    10″ tall aluminum flashing as windscreen
    Hexamine fuel tablet (~1 Coghlans tablet boils 1 cup water)
    Handkerchief, cloth, glove, pliers, etc as pot holder

    Burner & Stand. Using a church key opener, punch 4 triangles on bottom of tomato paste can, plus 4-6 on top. This focuses flame upward to & around pop can and offer a bit of a standoff from the ground. The can’s bottom holds the solid –> liquified fuel well. Use a long needlenose pliers to hold the can next to where you punch the hole (else can bends too much). Later, you’ll burn the plastic liner outta it.

    Windscreen can be many things, but aluminum flashing seems best cuz its lightweight, easily cut with scissors, leaves few sharp edges, holes punched with cheap paper hole punch, and comes in right size from Lowes, Home Depot. Foil works but tedious to maintain. Galvanized steel (HVAC duct) stronger & cheaper but edges sharp, need tin snips, and hole punched w/ a hammer & punch. Big beer cans then cut apart work, but metal is thin and not quite big enough.

    On bottom of windscreen put many small holes. Roll flashing tight to fit around the pop can — if tighter than can, then cut a 1/8″ notch on top & bottom to keep it open. 10″ is a bit taller than burner & can stacked, but it really keeps the heat in, protects everything when jammed into the pack, and its one less cut to make building it. (Get 10″ tall flashing from Lowes, Home Depot).

    Pot. No changes to pop can (pot, boiling kettle). It fits ok atop stand. Easily replaced if crushed.

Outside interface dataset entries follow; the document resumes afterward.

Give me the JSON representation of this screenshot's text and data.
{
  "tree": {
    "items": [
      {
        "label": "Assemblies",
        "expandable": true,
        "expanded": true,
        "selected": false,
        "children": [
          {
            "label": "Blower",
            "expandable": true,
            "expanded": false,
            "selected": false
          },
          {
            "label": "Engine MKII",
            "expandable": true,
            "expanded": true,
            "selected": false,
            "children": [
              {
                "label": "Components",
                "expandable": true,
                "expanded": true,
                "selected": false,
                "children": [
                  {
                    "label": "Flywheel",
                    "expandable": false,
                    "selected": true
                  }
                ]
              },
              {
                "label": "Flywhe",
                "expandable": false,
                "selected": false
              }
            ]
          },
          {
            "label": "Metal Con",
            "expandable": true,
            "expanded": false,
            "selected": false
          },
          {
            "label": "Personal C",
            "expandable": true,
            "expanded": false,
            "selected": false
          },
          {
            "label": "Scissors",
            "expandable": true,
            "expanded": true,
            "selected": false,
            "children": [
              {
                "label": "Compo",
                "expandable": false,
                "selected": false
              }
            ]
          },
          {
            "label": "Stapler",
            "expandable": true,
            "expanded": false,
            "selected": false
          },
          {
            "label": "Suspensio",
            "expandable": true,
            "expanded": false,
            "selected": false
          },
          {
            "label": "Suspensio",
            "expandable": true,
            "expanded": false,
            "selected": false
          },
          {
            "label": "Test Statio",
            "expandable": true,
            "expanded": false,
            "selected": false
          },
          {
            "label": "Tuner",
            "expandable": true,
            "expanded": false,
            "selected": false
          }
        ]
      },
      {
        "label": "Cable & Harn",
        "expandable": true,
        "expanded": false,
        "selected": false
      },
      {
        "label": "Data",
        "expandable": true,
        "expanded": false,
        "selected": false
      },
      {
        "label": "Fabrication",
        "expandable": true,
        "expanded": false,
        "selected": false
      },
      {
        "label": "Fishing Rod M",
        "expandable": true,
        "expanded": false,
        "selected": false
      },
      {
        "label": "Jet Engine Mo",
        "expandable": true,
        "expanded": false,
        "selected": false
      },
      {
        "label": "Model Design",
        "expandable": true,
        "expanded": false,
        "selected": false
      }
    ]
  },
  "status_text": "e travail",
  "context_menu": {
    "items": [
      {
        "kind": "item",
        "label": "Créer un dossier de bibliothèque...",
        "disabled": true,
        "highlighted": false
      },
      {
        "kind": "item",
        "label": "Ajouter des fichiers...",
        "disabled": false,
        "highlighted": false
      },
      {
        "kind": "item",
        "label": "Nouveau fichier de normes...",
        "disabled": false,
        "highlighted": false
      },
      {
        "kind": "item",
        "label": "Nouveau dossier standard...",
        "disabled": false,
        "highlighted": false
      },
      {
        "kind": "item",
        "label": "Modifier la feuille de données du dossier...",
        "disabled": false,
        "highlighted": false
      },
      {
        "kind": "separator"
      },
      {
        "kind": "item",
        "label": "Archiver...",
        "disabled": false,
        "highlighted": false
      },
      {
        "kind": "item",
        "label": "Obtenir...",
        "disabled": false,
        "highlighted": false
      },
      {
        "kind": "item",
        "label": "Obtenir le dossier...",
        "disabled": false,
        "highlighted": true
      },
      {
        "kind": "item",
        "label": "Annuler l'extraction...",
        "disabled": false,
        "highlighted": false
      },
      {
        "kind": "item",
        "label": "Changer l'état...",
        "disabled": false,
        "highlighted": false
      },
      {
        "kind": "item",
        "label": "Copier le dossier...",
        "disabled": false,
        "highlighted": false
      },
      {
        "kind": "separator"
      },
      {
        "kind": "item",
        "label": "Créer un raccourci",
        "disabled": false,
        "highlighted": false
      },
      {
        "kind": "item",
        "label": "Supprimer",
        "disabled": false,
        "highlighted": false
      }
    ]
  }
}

    Big Pot Option: A 24 Foster beer can also works fine atop the burner/stand. Leave as is to boil 2-3 cups water (with many tablets) or for more of a pot look, cut the top’s inner ring (inside the lip) by scoring a knife or razor blade inside the little trough around the top ~80 times. After the top separates, press backside of knife around edge to remove sharp stuff. Wash well to remove aluminum shavings.

    Light it! Put water in pop can, put fuel tab in burner, tip burner to ignite tablet with lighter, put pop can atop burner, wrap with windscreen (critical, not too tight, want flames up sides of pop can but not windscreen), watch water boil in few minutes, pour hot water into Ziploc and Cozy Cook (use a cloth or gripper to grab), blow out tab, cool, place all in plastic grocery bag for travel.

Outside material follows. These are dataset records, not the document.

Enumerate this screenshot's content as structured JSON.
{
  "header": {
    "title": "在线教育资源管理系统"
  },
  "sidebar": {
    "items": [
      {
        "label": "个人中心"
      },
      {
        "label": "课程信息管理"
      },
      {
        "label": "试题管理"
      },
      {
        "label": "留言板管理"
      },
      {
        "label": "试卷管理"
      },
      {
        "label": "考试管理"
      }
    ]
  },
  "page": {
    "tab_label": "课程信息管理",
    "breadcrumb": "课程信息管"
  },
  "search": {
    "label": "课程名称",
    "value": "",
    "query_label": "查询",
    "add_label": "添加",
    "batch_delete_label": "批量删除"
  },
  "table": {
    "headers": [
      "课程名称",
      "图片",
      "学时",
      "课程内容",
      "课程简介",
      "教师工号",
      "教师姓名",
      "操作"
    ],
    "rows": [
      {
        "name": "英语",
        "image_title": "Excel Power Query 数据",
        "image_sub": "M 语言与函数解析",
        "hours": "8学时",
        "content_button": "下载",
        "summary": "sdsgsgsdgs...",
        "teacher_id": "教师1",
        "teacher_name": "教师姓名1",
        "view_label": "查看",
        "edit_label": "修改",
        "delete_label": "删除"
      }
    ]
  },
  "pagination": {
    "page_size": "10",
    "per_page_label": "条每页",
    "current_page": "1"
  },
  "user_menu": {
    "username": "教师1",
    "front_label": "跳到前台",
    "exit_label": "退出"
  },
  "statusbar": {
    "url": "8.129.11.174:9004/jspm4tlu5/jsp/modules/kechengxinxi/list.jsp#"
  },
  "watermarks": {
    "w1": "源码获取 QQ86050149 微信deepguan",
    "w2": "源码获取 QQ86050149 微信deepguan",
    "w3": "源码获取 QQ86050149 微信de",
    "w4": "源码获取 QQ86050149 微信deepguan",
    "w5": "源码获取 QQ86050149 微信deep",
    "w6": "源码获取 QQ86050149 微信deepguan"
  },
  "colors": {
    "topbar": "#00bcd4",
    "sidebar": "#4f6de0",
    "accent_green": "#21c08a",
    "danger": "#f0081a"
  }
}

    Cautions & Caveats. Despite telling boys many times, several will grab a hot can & git a bit burned. Expect to find aluminum dots from punching holes for years. Its not optimized (like many do here to eke out a few seconds less boil time or drop a gram). This is meant to be a Webelos or Boy Scout stove, simple, cheap, tough, no worries if lost, easily replaced/made by boys.